RIVERSIDE – Patients whose physicians belong to one of six Inland Empire medical groups that contract with Blue Shield of California can expect to see changes in their healthcare services in the coming months.
Blue Shield is partnering with Redlands-based healthcare consulting firm Epic Management LP to create an Accountable Care Organization that will focus on identifying ways to optimize outpatient treatment programs to rein in health maintenance organization, or HMO, costs, according to a joint statement released by Epic and Blue Shield.
”The goal is to improve quality and efficiency while bringing down healthcare costs,” said Lindy Wagner, a spokeswoman for Blue Shield.

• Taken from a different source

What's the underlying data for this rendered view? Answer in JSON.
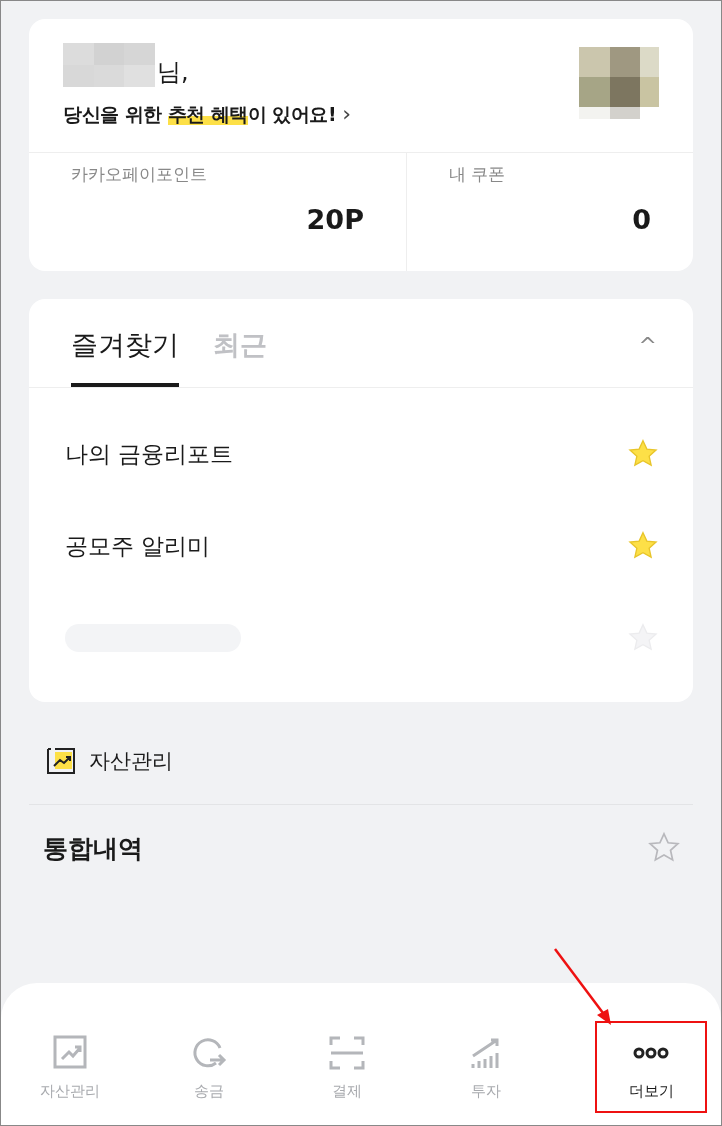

She told City News Service that 10 prior ACOs established in other parts of the state had proved valuable, and the hope is to realize the same value in the Inland Empire.
”This is about making sure the healthcare system works as it should … and people are receiving the right care at the right time,” Wagner said.
The physician groups whose 27,300 patients will be part of the ACO are Victorville-based Alliance Desert Physicians, Redlands-based Beaver Medical Group, Rancho Cucamonga-based Chaffey Medical Group, Rancho Cucamonga-based Pinnacle Medical Group, the Redlands-Yucaipa Medical Group and Temecula-based Tri Valley Medical Group.
According to Blue Shield, 7,000 beneficiaries are covered under the California Employees’ Retirement System, or Calpers, while another 7,500 are covered under plans provided to employees of San Bernardino County government.
Wagner said ACO consultants will be examining a number of factors tied to patient outcomes to see where and what changes are appropriate.
”We don’t know exactly yet what interventions will be necessary,” she told CNS. ”The consultants will be looking at detailed claims history to decide where they can impact change.”
According to the Blue Cross spokeswoman, programs that other ACOs implemented to reduce healthcare costs included shifting patients to generic, as opposed to brand name, drugs, as well as improving transitional care, as when a patient goes from inpatient to outpatient status.
”There’s more emphasis on follow-up to make sure people are not going back to the hospital,” Wagner said. ”The Accountable Care Organization aims to bring down re-admissions and help keep people out of the emergency room. That’s one way to reduce the cost trend.”
The Inland Empire ACO will be active for two years under terms authorized by the California Department of Managed Health Care.